__Task description__: Exact reproduction of every entry is required.

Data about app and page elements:
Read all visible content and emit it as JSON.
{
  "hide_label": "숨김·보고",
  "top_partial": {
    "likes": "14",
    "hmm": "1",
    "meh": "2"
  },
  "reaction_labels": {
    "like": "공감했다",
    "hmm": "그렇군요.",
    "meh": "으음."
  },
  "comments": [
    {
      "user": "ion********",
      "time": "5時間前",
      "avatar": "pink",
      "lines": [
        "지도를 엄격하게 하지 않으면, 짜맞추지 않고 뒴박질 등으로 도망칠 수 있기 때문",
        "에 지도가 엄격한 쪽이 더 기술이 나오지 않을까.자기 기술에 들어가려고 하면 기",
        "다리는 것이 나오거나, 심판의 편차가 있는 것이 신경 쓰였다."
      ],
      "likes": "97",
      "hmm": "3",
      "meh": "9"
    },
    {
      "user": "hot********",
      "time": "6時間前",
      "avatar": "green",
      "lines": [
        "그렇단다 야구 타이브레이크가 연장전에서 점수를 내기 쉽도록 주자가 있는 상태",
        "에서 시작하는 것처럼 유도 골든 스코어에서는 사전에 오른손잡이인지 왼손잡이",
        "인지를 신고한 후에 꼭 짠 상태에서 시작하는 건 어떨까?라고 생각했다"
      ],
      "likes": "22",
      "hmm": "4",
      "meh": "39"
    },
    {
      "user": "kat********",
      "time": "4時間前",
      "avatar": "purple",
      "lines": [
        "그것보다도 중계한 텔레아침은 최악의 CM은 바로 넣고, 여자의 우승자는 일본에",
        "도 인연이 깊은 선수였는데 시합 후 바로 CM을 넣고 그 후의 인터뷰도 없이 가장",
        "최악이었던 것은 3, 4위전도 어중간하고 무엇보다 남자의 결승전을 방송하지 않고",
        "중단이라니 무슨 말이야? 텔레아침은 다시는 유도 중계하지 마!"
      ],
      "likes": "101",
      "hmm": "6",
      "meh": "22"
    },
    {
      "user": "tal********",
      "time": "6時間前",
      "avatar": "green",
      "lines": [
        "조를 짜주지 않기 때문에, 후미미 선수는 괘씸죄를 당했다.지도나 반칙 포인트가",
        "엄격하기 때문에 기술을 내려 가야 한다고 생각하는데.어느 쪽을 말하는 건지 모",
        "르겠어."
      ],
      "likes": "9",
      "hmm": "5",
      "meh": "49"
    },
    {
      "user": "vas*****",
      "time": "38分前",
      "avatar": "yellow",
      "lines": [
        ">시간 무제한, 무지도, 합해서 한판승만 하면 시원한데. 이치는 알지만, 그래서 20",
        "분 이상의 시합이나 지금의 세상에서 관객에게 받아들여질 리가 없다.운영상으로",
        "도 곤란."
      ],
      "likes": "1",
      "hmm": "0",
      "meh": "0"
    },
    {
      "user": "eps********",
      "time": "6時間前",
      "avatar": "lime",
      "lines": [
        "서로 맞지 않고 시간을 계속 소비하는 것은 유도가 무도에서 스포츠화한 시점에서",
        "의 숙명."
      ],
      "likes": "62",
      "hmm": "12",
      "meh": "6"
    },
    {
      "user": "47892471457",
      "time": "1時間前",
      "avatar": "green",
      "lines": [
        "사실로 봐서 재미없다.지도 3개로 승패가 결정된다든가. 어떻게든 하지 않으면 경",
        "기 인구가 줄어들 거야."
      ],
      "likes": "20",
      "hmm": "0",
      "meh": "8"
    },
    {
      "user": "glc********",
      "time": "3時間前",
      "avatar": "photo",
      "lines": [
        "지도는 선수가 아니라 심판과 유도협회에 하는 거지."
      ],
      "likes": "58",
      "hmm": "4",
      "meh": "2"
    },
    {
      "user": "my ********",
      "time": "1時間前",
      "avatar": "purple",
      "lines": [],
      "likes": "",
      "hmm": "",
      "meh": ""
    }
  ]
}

__Final answer__:
Read all visible content and emit it as JSON.
{
  "hide_label": "숨김·보고",
  "top_partial": {
    "likes": "14",
    "hmm": "1",
    "meh": "2"
  },
  "reaction_labels": {
    "like": "공감했다",
    "hmm": "그렇군요.",
    "meh": "으음."
  },
  "comments": [
    {
      "user": "ion********",
      "time": "5時間前",
      "avatar": "pink",
      "lines": [
        "지도를 엄격하게 하지 않으면, 짜맞추지 않고 뒴박질 등으로 도망칠 수 있기 때문",
        "에 지도가 엄격한 쪽이 더 기술이 나오지 않을까.자기 기술에 들어가려고 하면 기",
        "다리는 것이 나오거나, 심판의 편차가 있는 것이 신경 쓰였다."
      ],
      "likes": "97",
      "hmm": "3",
      "meh": "9"
    },
    {
      "user": "hot********",
      "time": "6時間前",
      "avatar": "green",
      "lines": [
        "그렇단다 야구 타이브레이크가 연장전에서 점수를 내기 쉽도록 주자가 있는 상태",
        "에서 시작하는 것처럼 유도 골든 스코어에서는 사전에 오른손잡이인지 왼손잡이",
        "인지를 신고한 후에 꼭 짠 상태에서 시작하는 건 어떨까?라고 생각했다"
      ],
      "likes": "22",
      "hmm": "4",
      "meh": "39"
    },
    {
      "user": "kat********",
      "time": "4時間前",
      "avatar": "purple",
      "lines": [
        "그것보다도 중계한 텔레아침은 최악의 CM은 바로 넣고, 여자의 우승자는 일본에",
        "도 인연이 깊은 선수였는데 시합 후 바로 CM을 넣고 그 후의 인터뷰도 없이 가장",
        "최악이었던 것은 3, 4위전도 어중간하고 무엇보다 남자의 결승전을 방송하지 않고",
        "중단이라니 무슨 말이야? 텔레아침은 다시는 유도 중계하지 마!"
      ],
      "likes": "101",
      "hmm": "6",
      "meh": "22"
    },
    {
      "user": "tal********",
      "time": "6時間前",
      "avatar": "green",
      "lines": [
        "조를 짜주지 않기 때문에, 후미미 선수는 괘씸죄를 당했다.지도나 반칙 포인트가",
        "엄격하기 때문에 기술을 내려 가야 한다고 생각하는데.어느 쪽을 말하는 건지 모",
        "르겠어."
      ],
      "likes": "9",
      "hmm": "5",
      "meh": "49"
    },
    {
      "user": "vas*****",
      "time": "38分前",
      "avatar": "yellow",
      "lines": [
        ">시간 무제한, 무지도, 합해서 한판승만 하면 시원한데. 이치는 알지만, 그래서 20",
        "분 이상의 시합이나 지금의 세상에서 관객에게 받아들여질 리가 없다.운영상으로",
        "도 곤란."
      ],
      "likes": "1",
      "hmm": "0",
      "meh": "0"
    },
    {
      "user": "eps********",
      "time": "6時間前",
      "avatar": "lime",
      "lines": [
        "서로 맞지 않고 시간을 계속 소비하는 것은 유도가 무도에서 스포츠화한 시점에서",
        "의 숙명."
      ],
      "likes": "62",
      "hmm": "12",
      "meh": "6"
    },
    {
      "user": "47892471457",
      "time": "1時間前",
      "avatar": "green",
      "lines": [
        "사실로 봐서 재미없다.지도 3개로 승패가 결정된다든가. 어떻게든 하지 않으면 경",
        "기 인구가 줄어들 거야."
      ],
      "likes": "20",
      "hmm": "0",
      "meh": "8"
    },
    {
      "user": "glc********",
      "time": "3時間前",
      "avatar": "photo",
      "lines": [
        "지도는 선수가 아니라 심판과 유도협회에 하는 거지."
      ],
      "likes": "58",
      "hmm": "4",
      "meh": "2"
    },
    {
      "user": "my ********",
      "time": "1時間前",
      "avatar": "purple",
      "lines": [],
      "likes": "",
      "hmm": "",
      "meh": ""
    }
  ]
}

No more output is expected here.